Because of this, the game feels slow as players constantly refer back to the instructions. That pacing may be fine on engineering or war games, but in a vehicle racing game, slow pacing is detrimental.
There are certain elements that work. I like the idea of building the road course as you advance, unsure about what’s ahead of you. That mystery adds to the theme of the game and the unique gameplay other racing games lack. It’s a great way to create a fresh racing game not restricted to the traditional track. The cards are a lot of fun too.
There’s a lot of thought and talent behind the art design and thematic concept behind Fast and Fhtagn, but it stumbles in its execution by over-complicating a fun, campy premise. I had high hopes for this game because of how clever it is, so I would welcome a revamped “pocket” version of it that streamlined its basic idea.

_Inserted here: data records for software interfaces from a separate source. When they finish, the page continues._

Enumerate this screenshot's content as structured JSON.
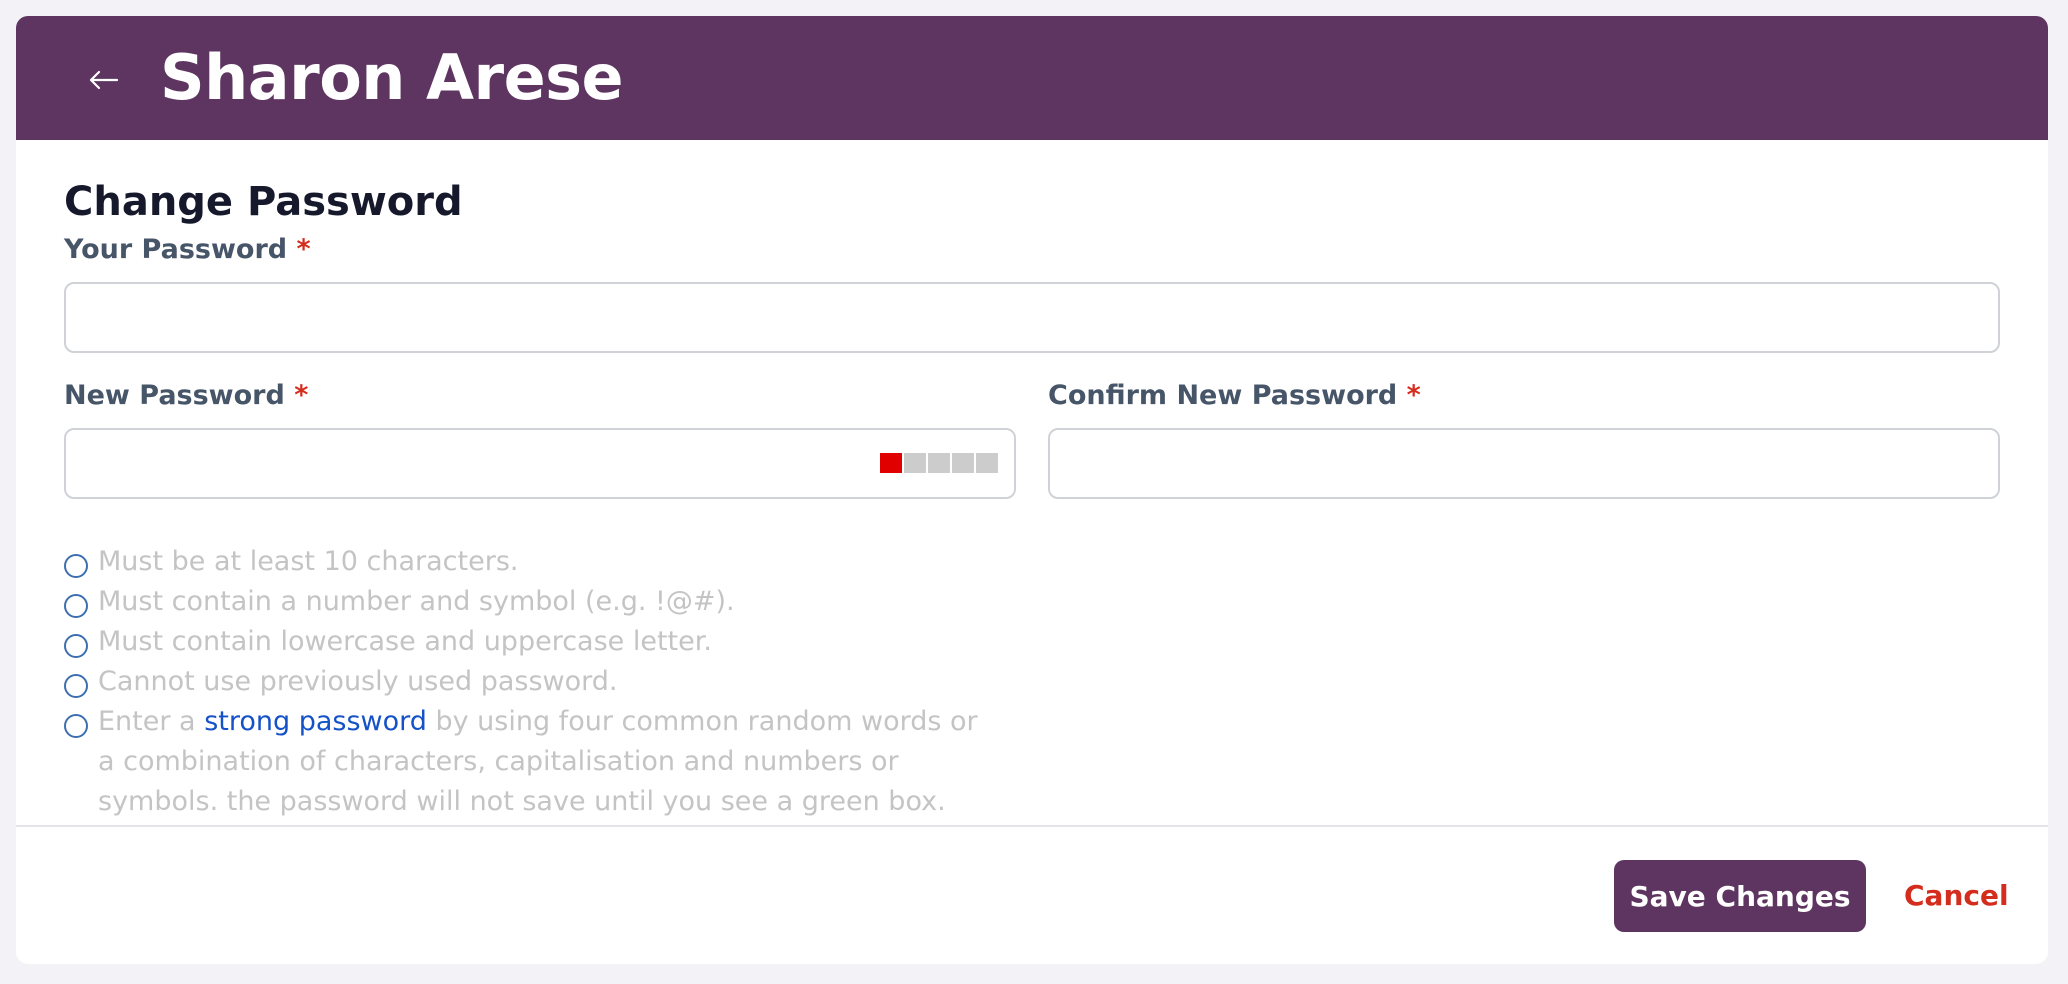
{
  "header": {
    "title": "Sharon Arese",
    "back_icon": "arrow-left-icon",
    "background": "#5e3561"
  },
  "form": {
    "section_title": "Change Password",
    "required_marker": "*",
    "current_password": {
      "label": "Your Password",
      "value": "",
      "placeholder": ""
    },
    "new_password": {
      "label": "New Password",
      "value": "",
      "placeholder": ""
    },
    "confirm_password": {
      "label": "Confirm New Password",
      "value": "",
      "placeholder": ""
    },
    "strength_meter": {
      "segments": 5,
      "active": 1,
      "active_color": "#e00000"
    }
  },
  "rules": [
    {
      "text": "Must be at least 10 characters."
    },
    {
      "text": "Must contain a number and symbol (e.g. !@#)."
    },
    {
      "text": "Must contain lowercase and uppercase letter."
    },
    {
      "text": "Cannot use previously used password."
    },
    {
      "prefix": "Enter a ",
      "link": "strong password",
      "suffix": " by using four common random words or a combination of characters, capitalisation and numbers or symbols. the password will not save until you see a green box."
    }
  ],
  "footer": {
    "save_label": "Save Changes",
    "cancel_label": "Cancel"
  }
}
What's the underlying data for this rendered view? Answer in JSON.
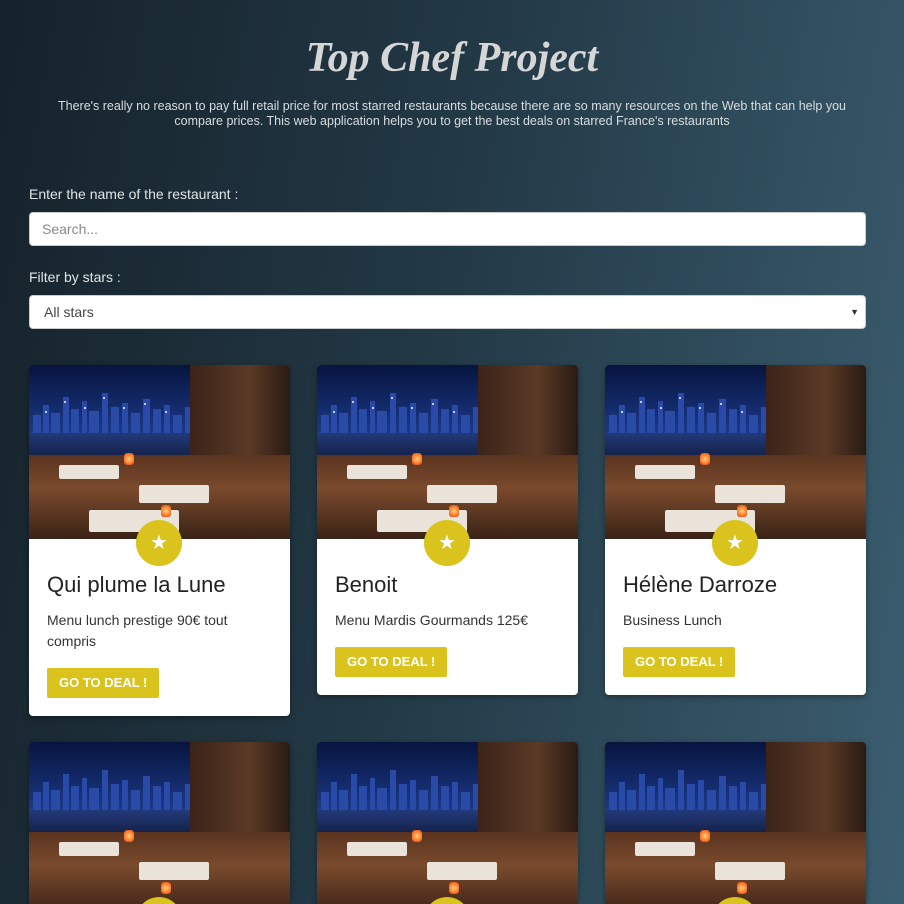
{
  "header": {
    "title": "Top Chef Project",
    "tagline_line1": "There's really no reason to pay full retail price for most starred restaurants because there are so many resources on the Web that can help you",
    "tagline_line2": "compare prices. This web application helps you to get the best deals on starred France's restaurants"
  },
  "search": {
    "label": "Enter the name of the restaurant :",
    "placeholder": "Search...",
    "value": ""
  },
  "filter": {
    "label": "Filter by stars :",
    "selected": "All stars"
  },
  "cards": [
    {
      "name": "Qui plume la Lune",
      "description": "Menu lunch prestige 90€ tout compris",
      "button": "GO TO DEAL !",
      "icon": "star-icon"
    },
    {
      "name": "Benoit",
      "description": "Menu Mardis Gourmands 125€",
      "button": "GO TO DEAL !",
      "icon": "star-icon"
    },
    {
      "name": "Hélène Darroze",
      "description": "Business Lunch",
      "button": "GO TO DEAL !",
      "icon": "star-icon"
    }
  ],
  "colors": {
    "accent": "#d9c31c",
    "background_dark": "#16222b",
    "background_light": "#3b5e70"
  }
}
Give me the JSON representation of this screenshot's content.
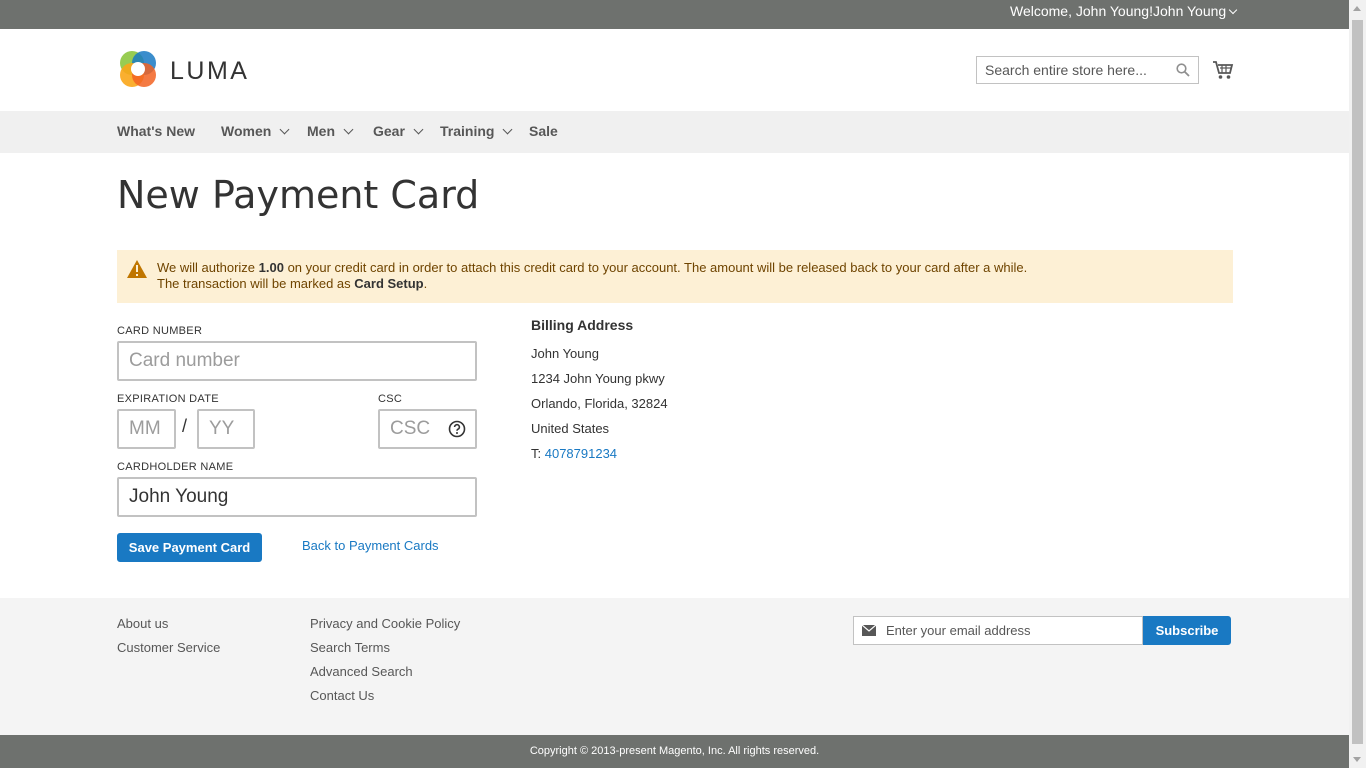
{
  "top_bar": {
    "welcome": "Welcome, John Young!",
    "account_name": "John Young"
  },
  "header": {
    "logo_text": "LUMA",
    "search_placeholder": "Search entire store here...",
    "logo_colors": [
      "#f26322",
      "#faa61a",
      "#8dc63f",
      "#1979c3"
    ]
  },
  "nav": {
    "items": [
      {
        "label": "What's New"
      },
      {
        "label": "Women"
      },
      {
        "label": "Men"
      },
      {
        "label": "Gear"
      },
      {
        "label": "Training"
      },
      {
        "label": "Sale"
      }
    ]
  },
  "page_title": "New Payment Card",
  "notice": {
    "part1": "We will authorize ",
    "amount": "1.00",
    "part2": " on your credit card in order to attach this credit card to your account. The amount will be released back to your card after a while.",
    "part3": "The transaction will be marked as ",
    "mark": "Card Setup",
    "part4": "."
  },
  "form": {
    "card_number_label": "CARD NUMBER",
    "card_number_placeholder": "Card number",
    "expiration_label": "EXPIRATION DATE",
    "month_placeholder": "MM",
    "year_placeholder": "YY",
    "slash": "/",
    "csc_label": "CSC",
    "csc_placeholder": "CSC",
    "cardholder_label": "CARDHOLDER NAME",
    "cardholder_value": "John Young",
    "save_label": "Save Payment Card",
    "back_label": "Back to Payment Cards"
  },
  "billing": {
    "title": "Billing Address",
    "name": "John Young",
    "street": "1234 John Young pkwy",
    "city_line": "Orlando, Florida, 32824",
    "country": "United States",
    "phone_prefix": "T: ",
    "phone": "4078791234"
  },
  "footer": {
    "col1": [
      "About us",
      "Customer Service"
    ],
    "col2": [
      "Privacy and Cookie Policy",
      "Search Terms",
      "Advanced Search",
      "Contact Us"
    ],
    "newsletter_placeholder": "Enter your email address",
    "subscribe_label": "Subscribe",
    "copyright": "Copyright © 2013-present Magento, Inc. All rights reserved."
  },
  "colors": {
    "primary": "#1979c3",
    "top_bar": "#6e716e",
    "notice_bg": "#fdf0d5"
  }
}
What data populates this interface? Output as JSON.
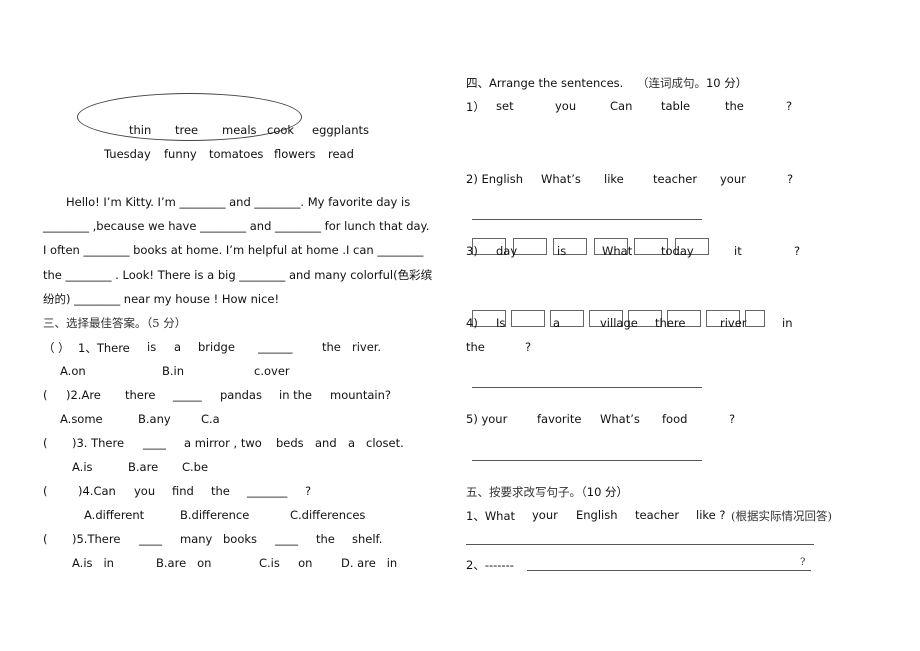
{
  "word_bank": {
    "row1": [
      "thin",
      "tree",
      "meals",
      "cook",
      "eggplants"
    ],
    "row2": [
      "Tuesday",
      "funny",
      "tomatoes",
      "flowers",
      "read"
    ]
  },
  "passage": {
    "lines": [
      "Hello! I’m Kitty. I’m ________ and ________. My favorite day is",
      "________ ,because we have ________ and ________ for lunch that day.",
      "I often ________ books at home. I’m helpful at home .I can ________",
      "the ________ . Look! There is a big ________ and many colorful(色彩缤",
      "纷的) ________ near my house ! How nice!"
    ]
  },
  "section3": {
    "title": "三、选择最佳答案。（5 分）",
    "questions": [
      {
        "paren": "（  ）",
        "words": [
          "1、There",
          "is",
          "a",
          "bridge",
          "______",
          "the",
          "river."
        ],
        "options": [
          "A.on",
          "B.in",
          "c.over"
        ]
      },
      {
        "paren": "(",
        "words": [
          ")2.Are",
          "there",
          "_____",
          "pandas",
          "in the",
          "mountain?"
        ],
        "options": [
          "A.some",
          "B.any",
          "C.a"
        ]
      },
      {
        "paren": "(",
        "words": [
          ")3. There",
          "____",
          "a mirror , two",
          "beds",
          "and",
          "a",
          "closet."
        ],
        "options": [
          "A.is",
          "B.are",
          "C.be"
        ]
      },
      {
        "paren": "(",
        "words": [
          ")4.Can",
          "you",
          "find",
          "the",
          "_______",
          "?"
        ],
        "options": [
          "A.different",
          "B.difference",
          "C.differences"
        ]
      },
      {
        "paren": "(",
        "words": [
          ")5.There",
          "____",
          "many",
          "books",
          "____",
          "the",
          "shelf."
        ],
        "options": [
          "A.is   in",
          "B.are   on",
          "C.is     on",
          "D. are   in"
        ]
      }
    ]
  },
  "section4": {
    "title": "四、Arrange the sentences.",
    "title_cn": "（连词成句。",
    "title_score": "10 分）",
    "items": [
      {
        "num": "1）",
        "words": [
          "set",
          "you",
          "Can",
          "table",
          "the",
          "?"
        ]
      },
      {
        "num": "2) English",
        "words": [
          "What’s",
          "like",
          "teacher",
          "your",
          "?"
        ]
      },
      {
        "num": "3)",
        "words": [
          "day",
          "is",
          "What",
          "today",
          "it",
          "?"
        ]
      },
      {
        "num": "4)",
        "words": [
          "Is",
          "a",
          "village",
          "there",
          "river",
          "in"
        ],
        "wrap": [
          "the",
          "?"
        ]
      },
      {
        "num": "5) your",
        "words": [
          "favorite",
          "What’s",
          "food",
          "?"
        ]
      }
    ]
  },
  "section5": {
    "title": "五、按要求改写句子。（",
    "title_score": "10 分）",
    "q1": {
      "words": [
        "1、What",
        "your",
        "English",
        "teacher",
        "like ?"
      ],
      "note": "(根据实际情况回答)"
    },
    "q2": {
      "prefix": "2、-------",
      "end": "?"
    }
  }
}
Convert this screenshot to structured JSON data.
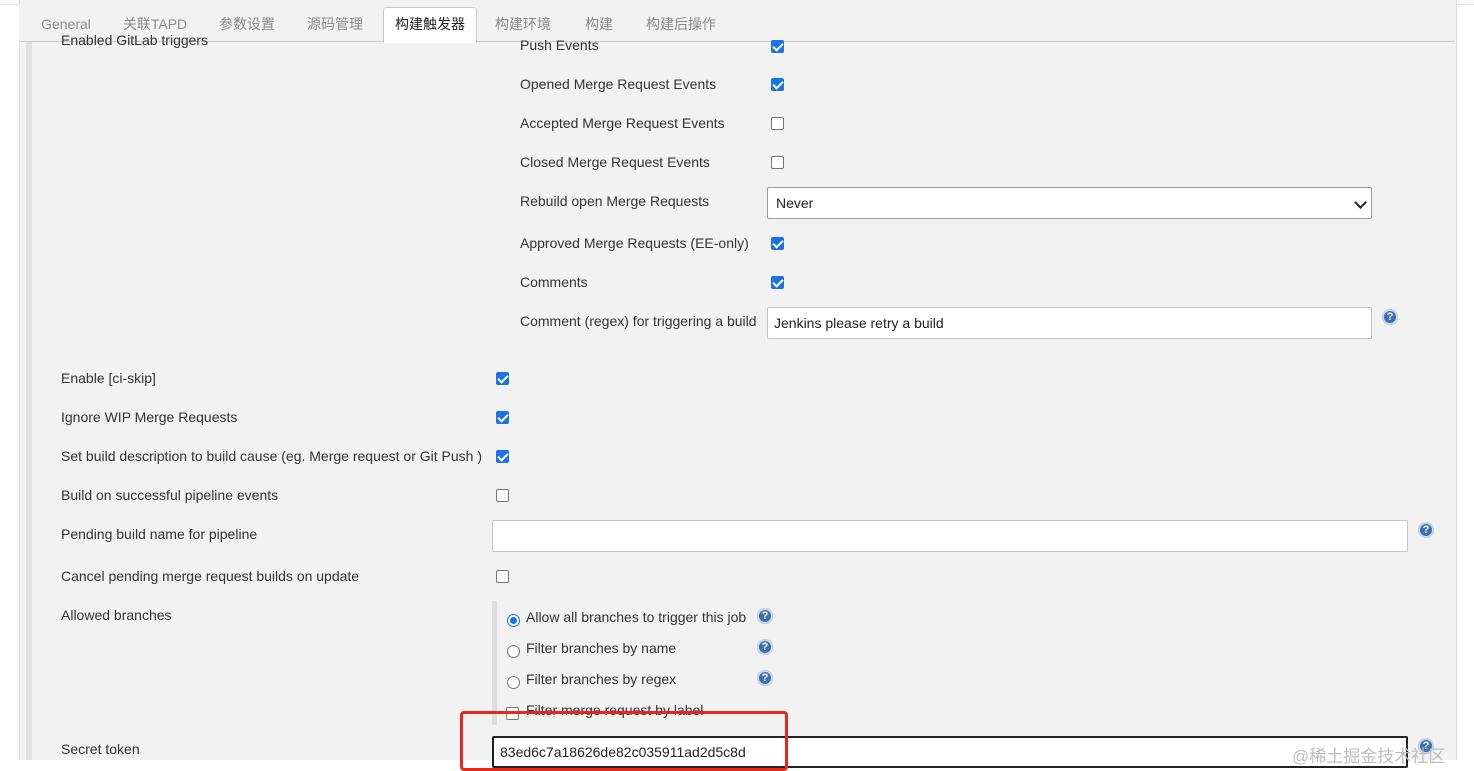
{
  "tabs": [
    {
      "label": "General",
      "active": false
    },
    {
      "label": "关联TAPD",
      "active": false
    },
    {
      "label": "参数设置",
      "active": false
    },
    {
      "label": "源码管理",
      "active": false
    },
    {
      "label": "构建触发器",
      "active": true
    },
    {
      "label": "构建环境",
      "active": false
    },
    {
      "label": "构建",
      "active": false
    },
    {
      "label": "构建后操作",
      "active": false
    }
  ],
  "gitlab_triggers": {
    "label": "Enabled GitLab triggers",
    "push_events": {
      "label": "Push Events",
      "checked": true
    },
    "opened_mr_events": {
      "label": "Opened Merge Request Events",
      "checked": true
    },
    "accepted_mr_events": {
      "label": "Accepted Merge Request Events",
      "checked": false
    },
    "closed_mr_events": {
      "label": "Closed Merge Request Events",
      "checked": false
    },
    "rebuild_open_mr": {
      "label": "Rebuild open Merge Requests",
      "value": "Never"
    },
    "approved_mr": {
      "label": "Approved Merge Requests (EE-only)",
      "checked": true
    },
    "comments": {
      "label": "Comments",
      "checked": true
    },
    "comment_regex": {
      "label": "Comment (regex) for triggering a build",
      "value": "Jenkins please retry a build"
    }
  },
  "options": {
    "ci_skip": {
      "label": "Enable [ci-skip]",
      "checked": true
    },
    "ignore_wip": {
      "label": "Ignore WIP Merge Requests",
      "checked": true
    },
    "set_description": {
      "label": "Set build description to build cause (eg. Merge request or Git Push )",
      "checked": true
    },
    "build_on_pipeline": {
      "label": "Build on successful pipeline events",
      "checked": false
    },
    "pending_build_name": {
      "label": "Pending build name for pipeline",
      "value": ""
    },
    "cancel_pending": {
      "label": "Cancel pending merge request builds on update",
      "checked": false
    }
  },
  "allowed_branches": {
    "label": "Allowed branches",
    "options": [
      {
        "label": "Allow all branches to trigger this job",
        "selected": true
      },
      {
        "label": "Filter branches by name",
        "selected": false
      },
      {
        "label": "Filter branches by regex",
        "selected": false
      }
    ],
    "filter_by_label": {
      "label": "Filter merge request by label",
      "checked": false
    }
  },
  "secret_token": {
    "label": "Secret token",
    "value": "83ed6c7a18626de82c035911ad2d5c8d"
  },
  "help_glyph": "?",
  "watermark": "@稀土掘金技术社区",
  "colors": {
    "accent": "#1a73e8",
    "highlight": "#e8271b",
    "help": "#3f6fb0"
  }
}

Fast & Fhtagn can be purchased through the publisher’s distributor, Amazon, and other online retailers.
- Aaron WidmarSenior Editor
Aaron is unashamed to be a native Clevelander and the proud driver of a 1995 Saturn SC-2 (knock on wood). He gleefully utilizes his background in theater, literature, and communication to dramatically recite his own articles to nearby youth. Mr. Widmar happily resides in Dayton, Ohio with his magnificent wife, Vicki, but is often on the road with her exploring new destinations. Aaron has high aspirations for his writing career but often gets distracted pondering the profound nature of the human condition and forgets what he was writing... See more articles by Aaron.